* [WHAT IS EXPECTED]
The lines to copy are those holding the string "price" in the entries below.

Collection entries:
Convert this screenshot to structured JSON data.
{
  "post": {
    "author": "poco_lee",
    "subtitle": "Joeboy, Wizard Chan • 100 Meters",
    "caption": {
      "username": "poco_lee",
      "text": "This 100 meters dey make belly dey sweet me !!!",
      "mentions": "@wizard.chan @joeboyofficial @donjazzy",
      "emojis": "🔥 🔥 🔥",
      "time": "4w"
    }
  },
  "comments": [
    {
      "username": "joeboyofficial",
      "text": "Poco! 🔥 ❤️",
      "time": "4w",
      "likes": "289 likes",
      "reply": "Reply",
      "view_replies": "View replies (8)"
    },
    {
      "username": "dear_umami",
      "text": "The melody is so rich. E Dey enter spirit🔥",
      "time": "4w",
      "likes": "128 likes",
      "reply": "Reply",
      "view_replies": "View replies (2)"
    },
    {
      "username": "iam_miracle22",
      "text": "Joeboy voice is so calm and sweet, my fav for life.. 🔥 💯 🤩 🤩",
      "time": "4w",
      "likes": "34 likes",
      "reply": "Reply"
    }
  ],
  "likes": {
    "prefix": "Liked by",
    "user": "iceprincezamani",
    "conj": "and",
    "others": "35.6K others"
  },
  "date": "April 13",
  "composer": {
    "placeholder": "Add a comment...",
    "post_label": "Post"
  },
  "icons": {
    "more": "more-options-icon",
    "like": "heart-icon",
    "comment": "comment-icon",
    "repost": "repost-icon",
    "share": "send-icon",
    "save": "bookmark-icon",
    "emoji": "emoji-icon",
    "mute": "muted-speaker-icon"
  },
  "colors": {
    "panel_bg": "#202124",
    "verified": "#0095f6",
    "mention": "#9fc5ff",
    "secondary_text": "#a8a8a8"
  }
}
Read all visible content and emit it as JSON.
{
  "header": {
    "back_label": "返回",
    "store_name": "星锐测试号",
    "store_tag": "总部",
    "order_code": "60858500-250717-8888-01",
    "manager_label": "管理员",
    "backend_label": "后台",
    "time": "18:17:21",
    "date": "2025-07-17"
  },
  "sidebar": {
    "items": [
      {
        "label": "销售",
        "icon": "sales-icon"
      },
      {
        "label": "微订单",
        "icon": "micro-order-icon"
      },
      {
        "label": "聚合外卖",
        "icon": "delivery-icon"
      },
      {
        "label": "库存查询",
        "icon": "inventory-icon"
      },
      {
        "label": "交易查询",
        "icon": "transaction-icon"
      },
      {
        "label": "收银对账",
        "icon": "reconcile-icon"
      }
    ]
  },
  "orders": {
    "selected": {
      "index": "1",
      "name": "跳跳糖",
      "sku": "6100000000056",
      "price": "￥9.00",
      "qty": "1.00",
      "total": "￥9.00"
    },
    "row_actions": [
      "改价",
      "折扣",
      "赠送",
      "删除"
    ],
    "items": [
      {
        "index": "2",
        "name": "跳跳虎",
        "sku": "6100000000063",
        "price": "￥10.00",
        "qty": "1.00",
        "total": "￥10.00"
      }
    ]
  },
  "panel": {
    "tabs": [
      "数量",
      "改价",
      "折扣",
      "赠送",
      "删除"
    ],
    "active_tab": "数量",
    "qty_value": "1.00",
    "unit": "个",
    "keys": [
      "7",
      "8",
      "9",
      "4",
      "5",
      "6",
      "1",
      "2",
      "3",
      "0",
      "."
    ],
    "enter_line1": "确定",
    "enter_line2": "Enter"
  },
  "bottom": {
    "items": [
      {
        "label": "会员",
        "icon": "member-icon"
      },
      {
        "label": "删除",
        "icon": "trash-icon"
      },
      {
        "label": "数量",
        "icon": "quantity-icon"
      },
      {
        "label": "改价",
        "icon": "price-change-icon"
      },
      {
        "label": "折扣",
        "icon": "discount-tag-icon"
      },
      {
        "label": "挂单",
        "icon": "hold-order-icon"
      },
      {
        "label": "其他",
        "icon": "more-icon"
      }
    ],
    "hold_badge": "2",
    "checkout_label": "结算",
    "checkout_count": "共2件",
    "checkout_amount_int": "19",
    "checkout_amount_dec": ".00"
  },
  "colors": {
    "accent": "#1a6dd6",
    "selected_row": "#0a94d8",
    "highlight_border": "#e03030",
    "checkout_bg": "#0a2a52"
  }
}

* [WORKED SOLUTION]
      "price": "￥9.00",
        "price": "￥10.00",
        "icon": "price-change-icon"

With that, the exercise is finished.